Healthier 20-Minute Sesame Chicken
- In a large bowl, combine the chicken, cornstarch and the pinch of salt and pepper.
- Heat a large pan to high heat for at least two minutes. Add the coconut oil and chicken to the pan. Stir-fry the chicken for five to six minutes or until it is golden brown.
- In a medium bowl, combine the soy sauce, honey, sriracha, ginger, garlic, sesame seeds and coconut oil. Add the mixture of the chicken and allow the sauce to simmer for three to four minutes or until thick and sticky.
- Remove the chicken from the pan, then sprinkle with chopped spring onions.
Sesame oil is a liquid derived from black or white sesame seeds through cold-pressing and filtering.23 While the oil may be beneficial, it should be consumed in moderation because it is high in omega-6 fats.
So, this may leave you wondering: If you should limit sesame oil in your foods, are there any other ways to get its benefits? The answer is yes — research suggests sesame oil may be useful in topical applications, for example as a:

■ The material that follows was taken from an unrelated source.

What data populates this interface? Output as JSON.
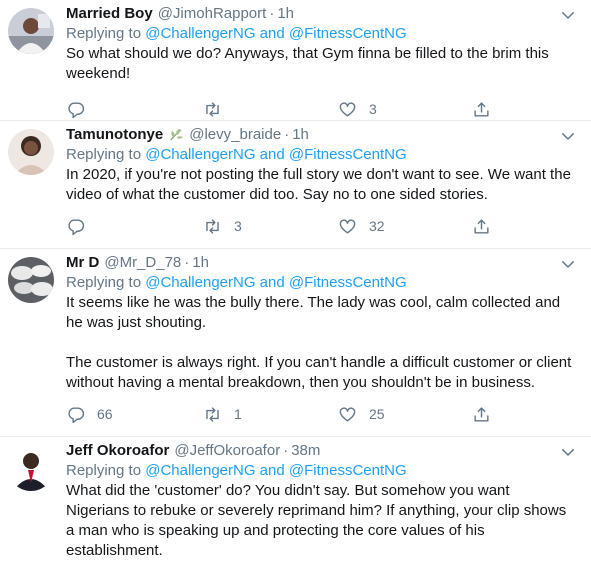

- Sunscreen — Sesame oil can be applied on the skin as a natural sunblock. One study notes that it can help repel 30% of harmful UV rays.24 However, it is easily removed once you get in the water, so you may need to reapply again afterward.
- Scalp conditioner — Massaging the oil into your scalp may help keep it healthy, as well as keep your hair strong and shiny. One study found that sesame oil, as well as pumpkin seed oil, may be effective remedies for alopecia areata.25
Sesame seeds may offer potential health benefits, but make sure to consume just the right amounts to maintain your omega-3 to omega-6 ratio. Use them in moderation when cooking to give your dishes an Asian flavor without the potential negative effects. As for sesame oil, using it topically may be a better approach.
Source: mercola rss